Seismic Challenges in the East-Med: Edison’s Experience and Lessons Learned

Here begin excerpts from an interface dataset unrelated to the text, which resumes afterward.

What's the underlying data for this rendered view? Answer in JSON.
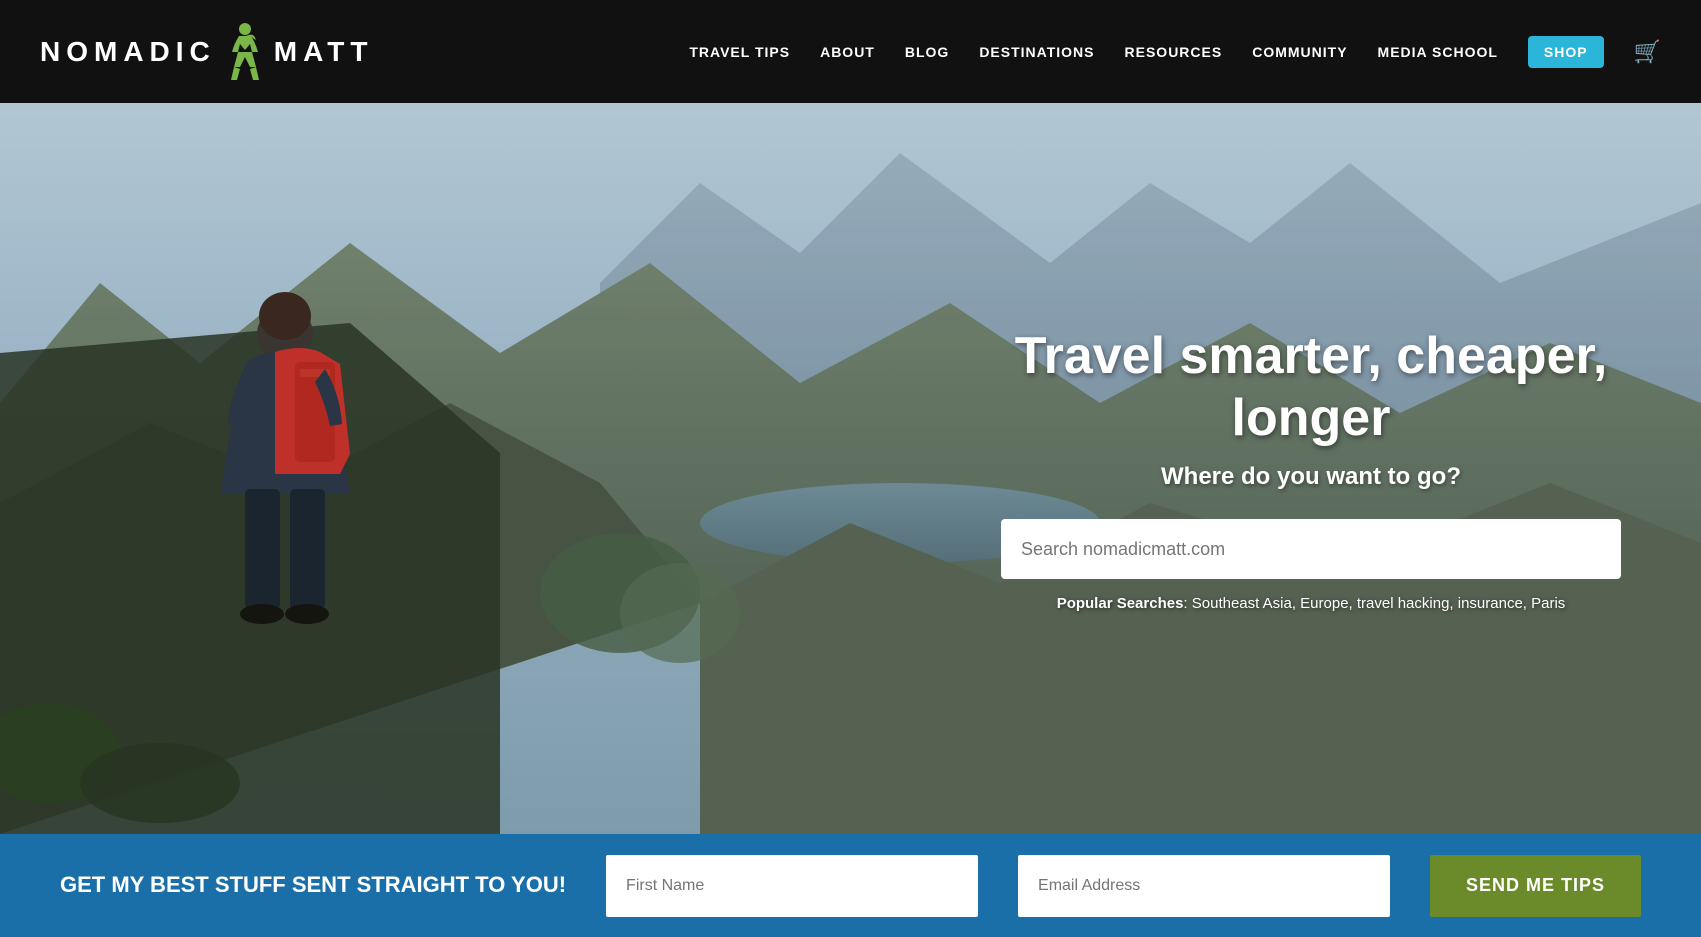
{
  "header": {
    "logo_nomadic": "NoMADIC",
    "logo_matt": "MATT",
    "nav": {
      "items": [
        {
          "label": "TRAVEL TIPS",
          "name": "travel-tips"
        },
        {
          "label": "ABOUT",
          "name": "about"
        },
        {
          "label": "BLOG",
          "name": "blog"
        },
        {
          "label": "DESTINATIONS",
          "name": "destinations"
        },
        {
          "label": "RESOURCES",
          "name": "resources"
        },
        {
          "label": "COMMUNITY",
          "name": "community"
        },
        {
          "label": "MEDIA SCHOOL",
          "name": "media-school"
        }
      ],
      "shop_label": "SHOP"
    }
  },
  "hero": {
    "title": "Travel smarter, cheaper, longer",
    "subtitle": "Where do you want to go?",
    "search_placeholder": "Search nomadicmatt.com",
    "popular_label": "Popular Searches",
    "popular_items": ": Southeast Asia, Europe, travel hacking, insurance, Paris"
  },
  "bottom_bar": {
    "cta_text": "GET MY BEST STUFF SENT STRAIGHT TO YOU!",
    "first_name_placeholder": "First Name",
    "email_placeholder": "Email Address",
    "button_label": "SEND ME TIPS"
  }
}
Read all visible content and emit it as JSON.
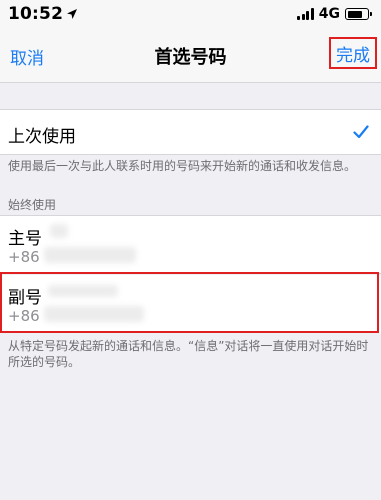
{
  "status_bar": {
    "time": "10:52",
    "network": "4G",
    "location_icon": "location-arrow-icon",
    "signal_icon": "signal-bars-icon",
    "battery_icon": "battery-icon"
  },
  "nav": {
    "cancel_label": "取消",
    "title": "首选号码",
    "done_label": "完成"
  },
  "last_used": {
    "label": "上次使用",
    "checked": true,
    "check_icon": "checkmark-icon",
    "footer": "使用最后一次与此人联系时用的号码来开始新的通话和收发信息。"
  },
  "always_use": {
    "header": "始终使用",
    "options": [
      {
        "title": "主号",
        "number": "+86"
      },
      {
        "title": "副号",
        "number": "+86"
      }
    ],
    "footer": "从特定号码发起新的通话和信息。“信息”对话将一直使用对话开始时所选的号码。"
  },
  "colors": {
    "accent": "#1a7cf5",
    "annotation_red": "#e02020",
    "background": "#efeff4",
    "secondary_text": "#6d6d72"
  }
}
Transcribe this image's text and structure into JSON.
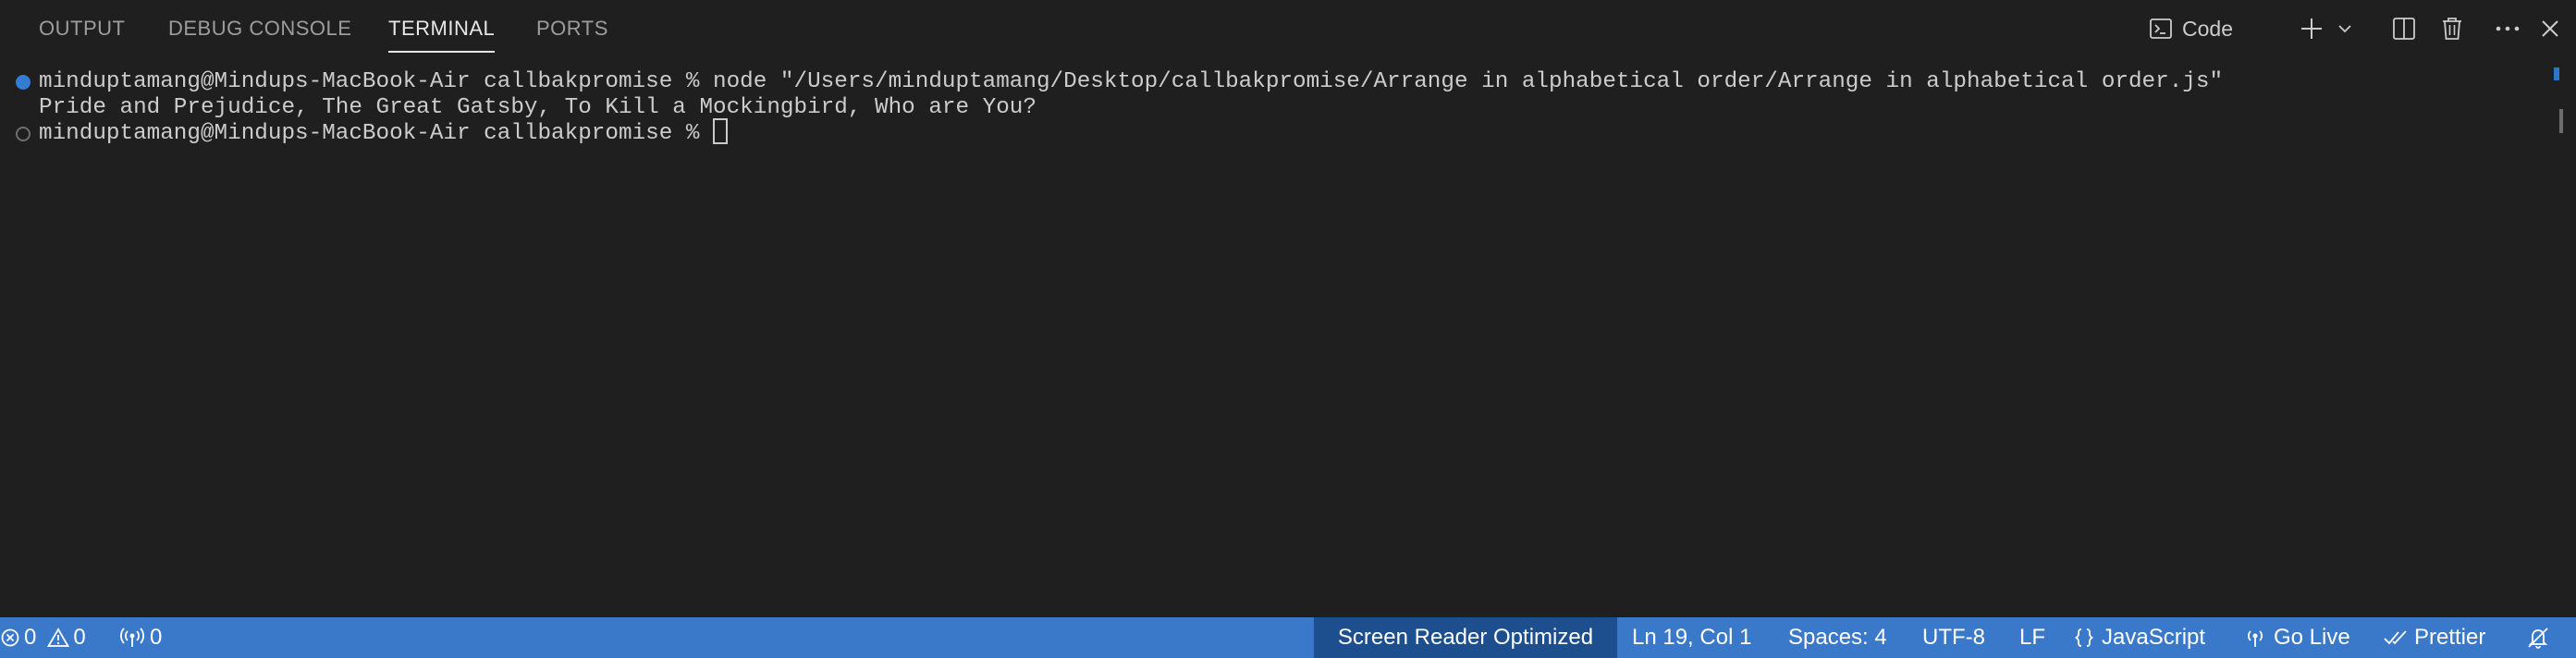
{
  "tabs": [
    {
      "label": "OUTPUT",
      "active": false
    },
    {
      "label": "DEBUG CONSOLE",
      "active": false
    },
    {
      "label": "TERMINAL",
      "active": true
    },
    {
      "label": "PORTS",
      "active": false
    }
  ],
  "actions": {
    "terminal_name": "Code",
    "terminal_icon": "terminal-icon",
    "add_icon": "plus-icon",
    "dropdown_icon": "chevron-down-icon",
    "split_icon": "split-editor-icon",
    "trash_icon": "trash-icon",
    "more_icon": "ellipsis-icon",
    "close_icon": "close-icon"
  },
  "terminal": {
    "lines": [
      {
        "decoration": "success",
        "text": "minduptamang@Mindups-MacBook-Air callbakpromise % node \"/Users/minduptamang/Desktop/callbakpromise/Arrange in alphabetical order/Arrange in alphabetical order.js\""
      },
      {
        "decoration": "none",
        "text": "Pride and Prejudice, The Great Gatsby, To Kill a Mockingbird, Who are You?"
      },
      {
        "decoration": "default",
        "text": "minduptamang@Mindups-MacBook-Air callbakpromise % "
      }
    ]
  },
  "statusbar": {
    "errors": "0",
    "warnings": "0",
    "ports": "0",
    "screen_reader": "Screen Reader Optimized",
    "position": "Ln 19, Col 1",
    "spaces": "Spaces: 4",
    "encoding": "UTF-8",
    "eol": "LF",
    "language": "JavaScript",
    "go_live": "Go Live",
    "prettier": "Prettier"
  },
  "colors": {
    "panel_bg": "#1f1f1f",
    "statusbar_bg": "#3a78c9",
    "screen_reader_bg": "#1d4f8f",
    "terminal_text": "#cccccc",
    "success_decoration": "#3794ff"
  }
}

Since 2013, Edison E&P has operated acreages in excess of 10000 km2 which cover two prolific petroleum provinces of the East Med; the Nile Delta cone and the Levantine basin. Significant investments in seismic activities have been made in order to accurately assess the exploration potential of the acreage. The legacy seismic coverage included only a few 2D lines and some vintage 3D. Currently, the area is fully covered by 3D seismic as a result of Edison’s seismic activities, including the Acquisition/Processing of more than 6000km2 of new 3D broadband seismic and the reprocessing of around 4000km2 of 3D. The main exploration targets identified are the Mio-Oligocene clastic sequence, extension of Levantine basin floor fan plays, the typical Nile delta slope channel plays, and the recently-recognized Cretaceous isolated carbonate plays lying at 4km to 6 km depth. Two main geophysical challenges characterized Edison’s area: the presence of a thick (1-2km) structured Pliocene Nile delta anisotropic sequence and a thick (0.5 to 2 km) salt sequence of Messinian age with the presence of steeping diapirs and salt walls. Seismic wave propagation is strongly affected by such a complex geological environment overlying the target intervals. Such behaviors become less prominent westward towards the rest of the Levantine basin. The lack of well control on the acreage presented an additional obstacle to the proper addressing of velocity trends and to the prediction of seismic response at the target depth. The seismic acquisitions have been designed to obtain the broadest possible frequency range and a proper illumination of the targets. Two different contractors have been involved. Different streamer configurations have been selected to achieve the goals, especially to reduce the ghost-notch impact and to enhance the low frequency response. During the various processing/reprocessing projects, different workflows and techniques have been applied producing some key lessons learned. In the time pre-processing, a proper sequence of deghosting/demultiple has been setup. Strong efforts were also made to understand and remove a PSP mode-converted wave present immediately below the base salt. A key element addressed during the imaging phase has been the assessment of Pliocene anisotropy, incorporated during tomographic velocity updates to correctly determine and define the Top & base salt. Accuracy on salt and post-salt velocity estimation had an important impact for the target zone imaging. Kirchhoff migration was used as basic flow while RTM was used in the zone with high salt movement. FWI has been tested but not run due to timing constraints: it will be considered in the post-drilling phase as soon as some additional knowledge is obtained from the well data. Challenges and lessons learned during the acquisition and processing phases have been incorporated in the seismic quantitative interpretation phase due to the strong impact on visibility/detectably of reservoir, reliability of DHI/AVO results and strength of structural trap.